– Garnet Star (Mu Cephei) is not only one of the biggest stars ever discovered, it is also among the most luminous stars known. Sir William Herschel once referred to the star as “…a very fine deep garnet colour, such as the periodical star o Ceti.” Hence the name, Garnet Star. The star is estimated to be about 2,400 light years away, too far for its distance to be certain with any degree of certainty.
It is classified as a M2Ia star, and has an apparent magnitude of 4.08, which at its estimated distance, makes it very luminous indeed. Moreover, it is at least 1,650 bigger than the Sun, has a diameter that is equal to 7.7 AU, and if not for the fact that interstellar dust obscures much of its light, it would have an apparent magnitude of 1.97.
Mu Cephei serves as the prototype of a class of stars known as Mu Cephei variables, and in the case of the Garnet Star, its variability varies from magnitude 3.62 to 5.0. over a period that varies between 2 and 2.5 years. To date though, no definitive pattern in the stars variability has been found. What is known, however, is that the star has begun to convert helium into carbon, and that it’s observed instability is evidence that it is nearing the end of its life, which could occur as a supernova in the next several million years.
Notable Deep Sky Objects
NGC 7142; located about 6,200 light years away, the open cluster (NGC 7142), toward the right in this image, is one of the most perplexing clusters yet found. It is thought that much of the cluster is obscured by the nebulous cloud ( NGC 7129) to the left of the cluster, which makes estimating the cluster’s age very difficult. It is not certain how much of the cluster is actually obscured, but more perplexing is the presence of many young, hot, blue stars in what is believed to be a very old cluster. Current models state that old clusters should not contain young, hot stars, since they should all have died off a long time ago. Nevertheless, blue straggler stars are present in significant numbers, and research into their presence is continuing.
NGC 7538; located about 9,100 light years away, this huge emission nebula is experiencing a burst of star formation. There may be nothing remarkable about this, but what is special is that the nebula contains the biggest proto-star ever discovered. This contracting clump of gas and dust is about 300 times as big as the solar system, and although it will shrink as the star forms, it is likely to give birth to one of the biggest, and most massive stars in the entire Milky Way.
The Fireworks Galaxy (NGC 6946, Arp 29, Caldwell 12): The aptly named Fireworks Galaxy was discovered by William Herschel in 1798 on the border between Cepheus and Cygnus, about 22 million light years away.
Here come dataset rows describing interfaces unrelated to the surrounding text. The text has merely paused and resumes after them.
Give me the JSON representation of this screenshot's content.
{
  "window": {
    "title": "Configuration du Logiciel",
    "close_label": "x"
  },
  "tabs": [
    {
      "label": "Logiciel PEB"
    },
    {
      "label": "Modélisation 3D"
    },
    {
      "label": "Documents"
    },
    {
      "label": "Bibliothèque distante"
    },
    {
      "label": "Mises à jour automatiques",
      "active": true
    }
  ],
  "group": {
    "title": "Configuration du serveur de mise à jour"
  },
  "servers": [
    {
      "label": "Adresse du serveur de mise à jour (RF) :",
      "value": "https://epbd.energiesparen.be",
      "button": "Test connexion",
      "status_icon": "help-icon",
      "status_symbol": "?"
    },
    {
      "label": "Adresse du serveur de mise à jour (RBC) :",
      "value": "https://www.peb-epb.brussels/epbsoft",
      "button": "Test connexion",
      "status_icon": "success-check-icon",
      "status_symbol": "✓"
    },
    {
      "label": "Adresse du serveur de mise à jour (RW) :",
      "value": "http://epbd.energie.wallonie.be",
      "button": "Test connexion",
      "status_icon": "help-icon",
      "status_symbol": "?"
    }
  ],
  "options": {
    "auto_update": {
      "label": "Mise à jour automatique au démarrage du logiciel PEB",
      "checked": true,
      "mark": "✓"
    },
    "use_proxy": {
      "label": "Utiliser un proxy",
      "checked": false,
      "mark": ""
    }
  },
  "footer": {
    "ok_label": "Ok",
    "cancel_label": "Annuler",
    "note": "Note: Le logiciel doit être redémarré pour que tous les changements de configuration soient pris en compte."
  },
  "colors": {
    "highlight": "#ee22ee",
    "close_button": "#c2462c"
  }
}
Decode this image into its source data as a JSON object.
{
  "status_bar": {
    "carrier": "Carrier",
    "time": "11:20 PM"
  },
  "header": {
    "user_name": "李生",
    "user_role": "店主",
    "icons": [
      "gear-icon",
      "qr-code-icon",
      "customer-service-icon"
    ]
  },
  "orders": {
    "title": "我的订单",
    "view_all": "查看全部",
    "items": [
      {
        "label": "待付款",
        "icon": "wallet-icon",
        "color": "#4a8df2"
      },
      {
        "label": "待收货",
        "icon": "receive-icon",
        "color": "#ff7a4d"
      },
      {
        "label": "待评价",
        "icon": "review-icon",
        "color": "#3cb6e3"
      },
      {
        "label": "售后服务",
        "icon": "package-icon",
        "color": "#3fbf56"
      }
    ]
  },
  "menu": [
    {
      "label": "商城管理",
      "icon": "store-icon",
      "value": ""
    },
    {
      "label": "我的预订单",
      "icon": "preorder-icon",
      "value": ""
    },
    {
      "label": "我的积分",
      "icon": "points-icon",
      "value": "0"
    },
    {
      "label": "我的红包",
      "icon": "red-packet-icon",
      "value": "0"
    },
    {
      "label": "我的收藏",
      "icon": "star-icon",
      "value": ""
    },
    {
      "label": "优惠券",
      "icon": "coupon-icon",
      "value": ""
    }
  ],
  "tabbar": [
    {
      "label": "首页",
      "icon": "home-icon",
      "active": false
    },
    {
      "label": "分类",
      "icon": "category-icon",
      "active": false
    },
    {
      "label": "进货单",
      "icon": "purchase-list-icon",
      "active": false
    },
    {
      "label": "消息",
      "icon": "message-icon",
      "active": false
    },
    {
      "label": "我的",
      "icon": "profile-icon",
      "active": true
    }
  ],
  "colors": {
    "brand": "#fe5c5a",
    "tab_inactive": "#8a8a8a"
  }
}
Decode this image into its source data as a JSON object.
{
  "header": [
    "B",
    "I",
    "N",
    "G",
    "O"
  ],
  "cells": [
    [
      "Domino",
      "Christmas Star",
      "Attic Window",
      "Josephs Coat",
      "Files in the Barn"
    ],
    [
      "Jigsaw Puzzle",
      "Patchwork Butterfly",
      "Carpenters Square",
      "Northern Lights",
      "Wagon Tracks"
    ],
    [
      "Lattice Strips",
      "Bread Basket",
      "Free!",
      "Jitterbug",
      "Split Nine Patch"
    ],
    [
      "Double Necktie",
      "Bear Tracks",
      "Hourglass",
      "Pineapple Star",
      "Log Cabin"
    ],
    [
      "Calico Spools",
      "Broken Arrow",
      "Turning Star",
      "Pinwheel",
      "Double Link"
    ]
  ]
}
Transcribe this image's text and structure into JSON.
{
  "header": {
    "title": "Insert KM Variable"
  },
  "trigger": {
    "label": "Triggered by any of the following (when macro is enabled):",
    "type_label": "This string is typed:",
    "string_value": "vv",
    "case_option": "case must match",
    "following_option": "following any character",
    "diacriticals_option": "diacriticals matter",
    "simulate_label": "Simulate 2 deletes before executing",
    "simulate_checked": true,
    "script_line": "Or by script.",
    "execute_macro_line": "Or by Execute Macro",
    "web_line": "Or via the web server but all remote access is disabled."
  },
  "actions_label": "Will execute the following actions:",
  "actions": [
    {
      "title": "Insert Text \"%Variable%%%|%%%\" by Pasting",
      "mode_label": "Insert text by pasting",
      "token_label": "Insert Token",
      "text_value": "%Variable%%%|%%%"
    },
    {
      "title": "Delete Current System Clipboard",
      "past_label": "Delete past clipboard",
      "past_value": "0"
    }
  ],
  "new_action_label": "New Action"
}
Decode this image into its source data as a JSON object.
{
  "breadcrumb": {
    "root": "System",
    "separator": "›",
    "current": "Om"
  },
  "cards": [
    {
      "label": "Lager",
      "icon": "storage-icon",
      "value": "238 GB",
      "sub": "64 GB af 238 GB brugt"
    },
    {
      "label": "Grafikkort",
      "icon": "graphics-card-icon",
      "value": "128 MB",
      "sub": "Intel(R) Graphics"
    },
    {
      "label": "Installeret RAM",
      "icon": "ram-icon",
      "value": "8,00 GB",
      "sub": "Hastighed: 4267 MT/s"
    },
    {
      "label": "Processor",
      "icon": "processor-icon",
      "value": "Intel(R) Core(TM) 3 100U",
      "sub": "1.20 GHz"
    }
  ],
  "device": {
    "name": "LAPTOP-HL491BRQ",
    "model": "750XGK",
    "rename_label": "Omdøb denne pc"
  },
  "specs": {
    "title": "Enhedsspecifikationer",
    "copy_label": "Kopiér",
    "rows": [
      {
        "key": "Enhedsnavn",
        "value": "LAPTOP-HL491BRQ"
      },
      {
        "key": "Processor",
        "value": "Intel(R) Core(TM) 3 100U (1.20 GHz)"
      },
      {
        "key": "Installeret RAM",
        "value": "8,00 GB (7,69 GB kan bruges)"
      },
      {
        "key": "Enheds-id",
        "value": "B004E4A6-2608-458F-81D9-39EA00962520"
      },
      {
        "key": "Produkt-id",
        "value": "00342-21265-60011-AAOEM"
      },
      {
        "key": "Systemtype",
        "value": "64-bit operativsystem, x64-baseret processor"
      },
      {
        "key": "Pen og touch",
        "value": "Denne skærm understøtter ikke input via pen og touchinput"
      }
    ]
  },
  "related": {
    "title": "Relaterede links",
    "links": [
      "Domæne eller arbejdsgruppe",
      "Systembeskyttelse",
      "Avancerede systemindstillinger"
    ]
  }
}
Although the Fireworks Galaxy is smaller than most other galaxies, its major claim to fame is the fact that nine supernova explosions have been observed in it during the last 100 years or so.